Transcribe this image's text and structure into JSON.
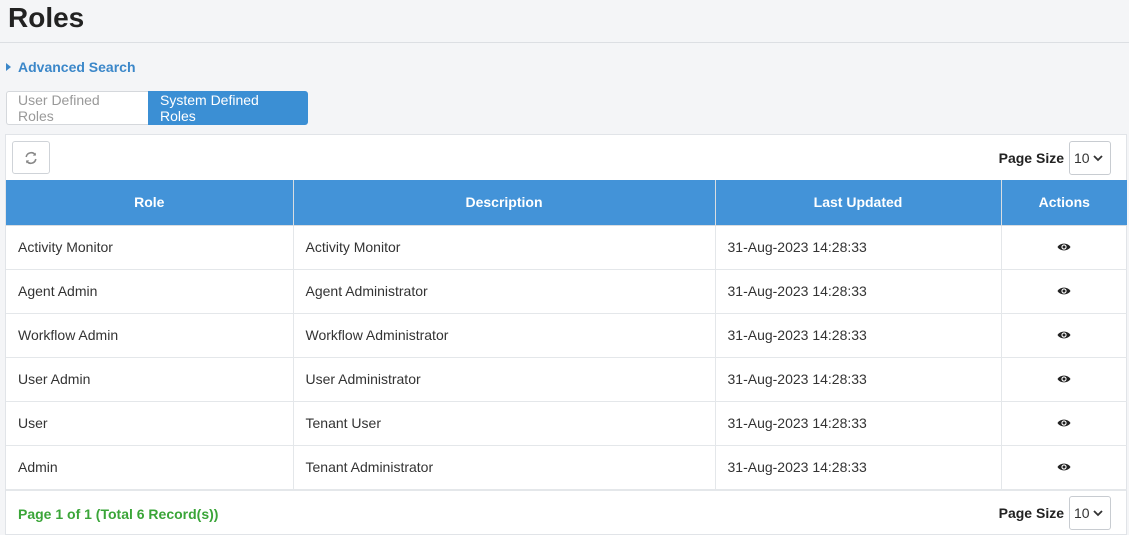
{
  "page": {
    "title": "Roles"
  },
  "advanced_search": {
    "label": "Advanced Search"
  },
  "tabs": [
    {
      "label": "User Defined Roles",
      "active": false
    },
    {
      "label": "System Defined Roles",
      "active": true
    }
  ],
  "toolbar": {
    "refresh_icon": "refresh-icon",
    "page_size_label": "Page Size",
    "page_size_value": "10"
  },
  "table": {
    "columns": [
      "Role",
      "Description",
      "Last Updated",
      "Actions"
    ],
    "rows": [
      {
        "role": "Activity Monitor",
        "description": "Activity Monitor",
        "last_updated": "31-Aug-2023 14:28:33",
        "action_icon": "eye-icon"
      },
      {
        "role": "Agent Admin",
        "description": "Agent Administrator",
        "last_updated": "31-Aug-2023 14:28:33",
        "action_icon": "eye-icon"
      },
      {
        "role": "Workflow Admin",
        "description": "Workflow Administrator",
        "last_updated": "31-Aug-2023 14:28:33",
        "action_icon": "eye-icon"
      },
      {
        "role": "User Admin",
        "description": "User Administrator",
        "last_updated": "31-Aug-2023 14:28:33",
        "action_icon": "eye-icon"
      },
      {
        "role": "User",
        "description": "Tenant User",
        "last_updated": "31-Aug-2023 14:28:33",
        "action_icon": "eye-icon"
      },
      {
        "role": "Admin",
        "description": "Tenant Administrator",
        "last_updated": "31-Aug-2023 14:28:33",
        "action_icon": "eye-icon"
      }
    ]
  },
  "footer": {
    "pager_text": "Page 1 of 1 (Total 6 Record(s))",
    "page_size_label": "Page Size",
    "page_size_value": "10"
  },
  "colors": {
    "accent": "#3b8fd4",
    "header_bg": "#4393d8",
    "link": "#3b87c9",
    "success": "#3aa538"
  }
}
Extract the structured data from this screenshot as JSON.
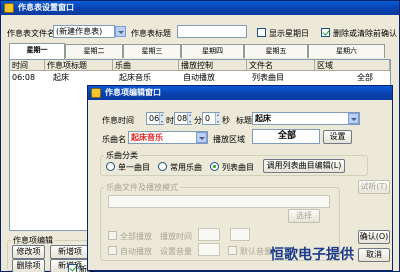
{
  "main_window": {
    "title": "作息表设置窗口",
    "schedule_name_label": "作息表文件名",
    "schedule_name_value": "(新建作息表)",
    "item_title_label": "作息表标题",
    "item_title_value": "",
    "show_weekday_label": "显示星期日",
    "confirm_delete_label": "删除或清除前确认",
    "tabs": [
      "星期一",
      "星期二",
      "星期三",
      "星期四",
      "星期五",
      "星期六"
    ],
    "columns": [
      "时间",
      "作息项标题",
      "乐曲",
      "播放控制",
      "文件名",
      "区域"
    ],
    "rows": [
      [
        "06:08",
        "起床",
        "起床音乐",
        "自动播放",
        "列表曲目",
        "全部"
      ]
    ],
    "edit_group_label": "作息项编辑",
    "buttons": [
      "修改项",
      "新增项",
      "删除项",
      "新增项"
    ],
    "checkbox_partial": "新增"
  },
  "dialog": {
    "title": "作息项编辑窗口",
    "time_label": "作息时间",
    "hour": "06",
    "hour_unit": "时",
    "minute": "08",
    "minute_unit": "分",
    "second": "0",
    "second_unit": "秒",
    "title_label": "标题",
    "title_value": "起床",
    "song_label": "乐曲名",
    "song_value": "起床音乐",
    "area_label": "播放区域",
    "area_value": "全部",
    "settings_button": "设置",
    "category_label": "乐曲分类",
    "category_options": [
      "单一曲目",
      "常用乐曲",
      "列表曲目"
    ],
    "list_editor_button": "调用列表曲目编辑(L)",
    "file_group_label": "乐曲文件及播放模式",
    "select_button": "选择",
    "fullscreen_label": "全部播放",
    "duration_label": "播放时间",
    "auto_play_label": "自动播放",
    "volume_label": "设置音量",
    "default_volume_label": "默认音量",
    "side_buttons": [
      "试听(T)",
      "确认(O)",
      "取消"
    ]
  },
  "watermark": "恒歌电子提供",
  "colors": {
    "title_blue": "#0a46c0",
    "song_red": "#e02020",
    "watermark": "#1b3a8a"
  }
}
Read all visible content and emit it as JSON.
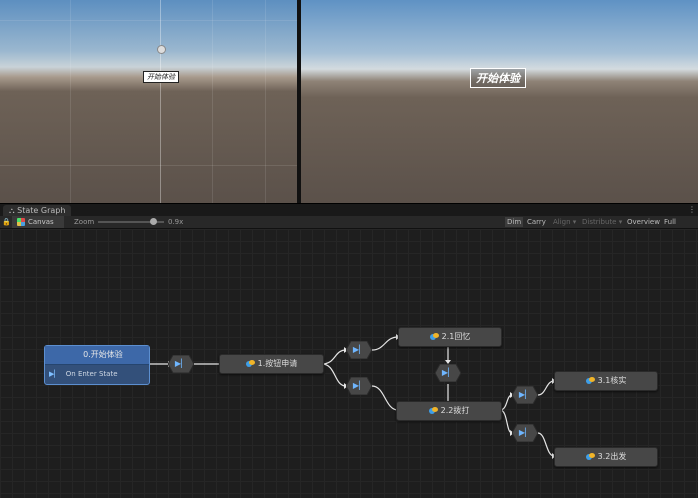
{
  "scene_view": {
    "label": "开始体验"
  },
  "game_view": {
    "label": "开始体验"
  },
  "editor_tab": {
    "title": "State Graph",
    "menu": "⋮"
  },
  "toolbar": {
    "breadcrumb": "Canvas",
    "zoom_label": "Zoom",
    "zoom_value": "0.9x",
    "buttons": [
      "Dim",
      "Carry",
      "Align",
      "Distribute",
      "Overview",
      "Full Screen"
    ]
  },
  "graph": {
    "start_node": {
      "title": "0.开始体验",
      "event": "On Enter State"
    },
    "nodes": {
      "n1": "1.按钮申请",
      "n21": "2.1回忆",
      "n22": "2.2拨打",
      "n31": "3.1核实",
      "n32": "3.2出发"
    }
  },
  "colors": {
    "accent": "#3d68a8",
    "node": "#474747",
    "transition_icon": "#6fb6ff"
  }
}
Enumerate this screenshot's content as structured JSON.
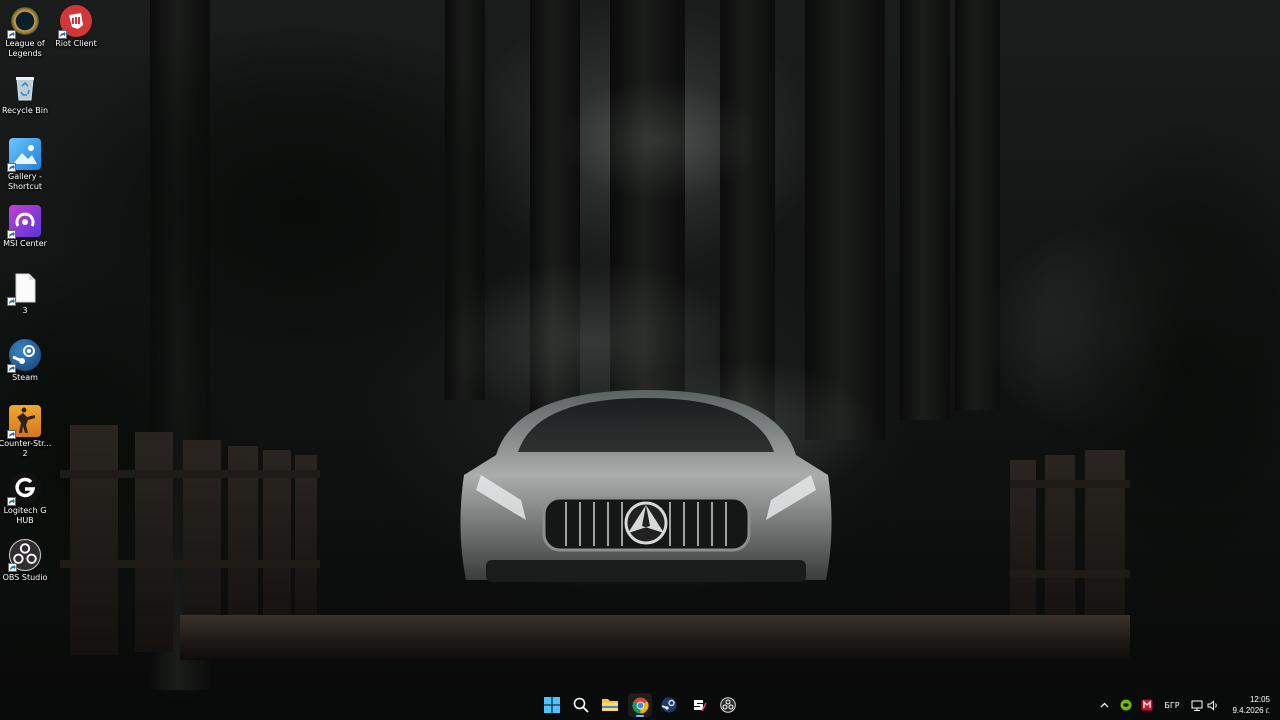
{
  "desktop": {
    "icons": [
      {
        "label": "League of Legends",
        "icon": "league-of-legends-icon"
      },
      {
        "label": "Riot Client",
        "icon": "riot-client-icon"
      },
      {
        "label": "Recycle Bin",
        "icon": "recycle-bin-icon"
      },
      {
        "label": "Gallery - Shortcut",
        "icon": "gallery-icon"
      },
      {
        "label": "MSI Center",
        "icon": "msi-center-icon"
      },
      {
        "label": "3",
        "icon": "file-icon"
      },
      {
        "label": "Steam",
        "icon": "steam-icon"
      },
      {
        "label": "Counter-Str... 2",
        "icon": "counter-strike-icon"
      },
      {
        "label": "Logitech G HUB",
        "icon": "logitech-g-hub-icon"
      },
      {
        "label": "OBS Studio",
        "icon": "obs-studio-icon"
      }
    ]
  },
  "taskbar": {
    "pinned": [
      "windows-start-icon",
      "search-icon",
      "file-explorer-icon",
      "chrome-icon",
      "steam-icon",
      "signalrgb-icon",
      "obs-studio-icon"
    ],
    "active_app": "chrome-icon",
    "tray": {
      "overflow_icon": "chevron-up-icon",
      "language": "БГР",
      "time": "12:05",
      "date": "9.4.2026 г."
    }
  },
  "colors": {
    "taskbar_bg": "#0a0b0b",
    "accent": "#7fb5ff",
    "riot_red": "#d13639",
    "msi_purple": "#8b3fd9"
  }
}
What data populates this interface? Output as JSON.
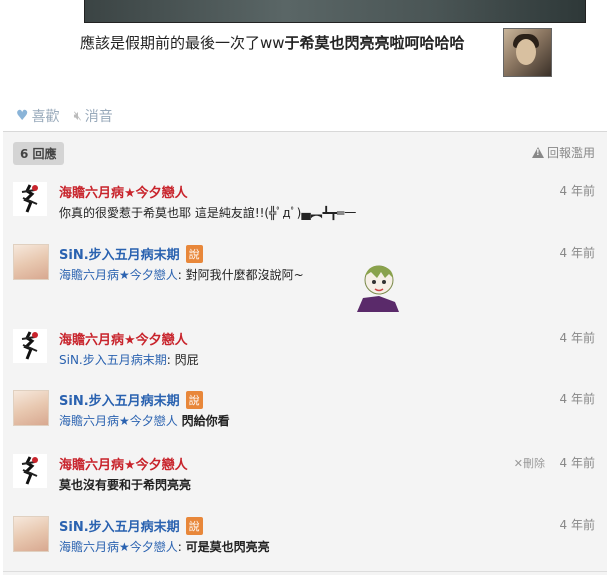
{
  "post": {
    "text_normal": "應該是假期前的最後一次了ww",
    "text_bold": "于希莫也閃亮亮啦呵哈哈哈"
  },
  "actions": {
    "like_label": "喜歡",
    "mute_label": "消音"
  },
  "comments_header": {
    "count_label": "6 回應",
    "report_label": "回報濫用"
  },
  "comments": [
    {
      "author": "海贍六月病★今夕戀人",
      "author_color": "#c8242c",
      "badge": "",
      "time": "4 年前",
      "mention": "",
      "text": "你真的很愛惹于希莫也耶 這是純友誼!!(╬ﾟдﾟ)▄︻┻┳═一"
    },
    {
      "author": "SiN.步入五月病末期",
      "author_color": "#2a62b0",
      "badge": "說",
      "time": "4 年前",
      "mention": "海贍六月病★今夕戀人",
      "text": ": 對阿我什麼都沒說阿~"
    },
    {
      "author": "海贍六月病★今夕戀人",
      "author_color": "#c8242c",
      "badge": "",
      "time": "4 年前",
      "mention": "SiN.步入五月病末期",
      "text": ": 閃屁"
    },
    {
      "author": "SiN.步入五月病末期",
      "author_color": "#2a62b0",
      "badge": "說",
      "time": "4 年前",
      "mention": "海贍六月病★今夕戀人",
      "text": "閃給你看"
    },
    {
      "author": "海贍六月病★今夕戀人",
      "author_color": "#c8242c",
      "badge": "",
      "time": "4 年前",
      "delete_label": "刪除",
      "mention": "",
      "text": "莫也沒有要和于希閃亮亮"
    },
    {
      "author": "SiN.步入五月病末期",
      "author_color": "#2a62b0",
      "badge": "說",
      "time": "4 年前",
      "mention": "海贍六月病★今夕戀人",
      "text": "可是莫也閃亮亮"
    }
  ]
}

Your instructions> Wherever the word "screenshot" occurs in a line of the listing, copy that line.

Response>
Extract the structured data from this screenshot as JSON.
Enumerate this screenshot's content as structured JSON.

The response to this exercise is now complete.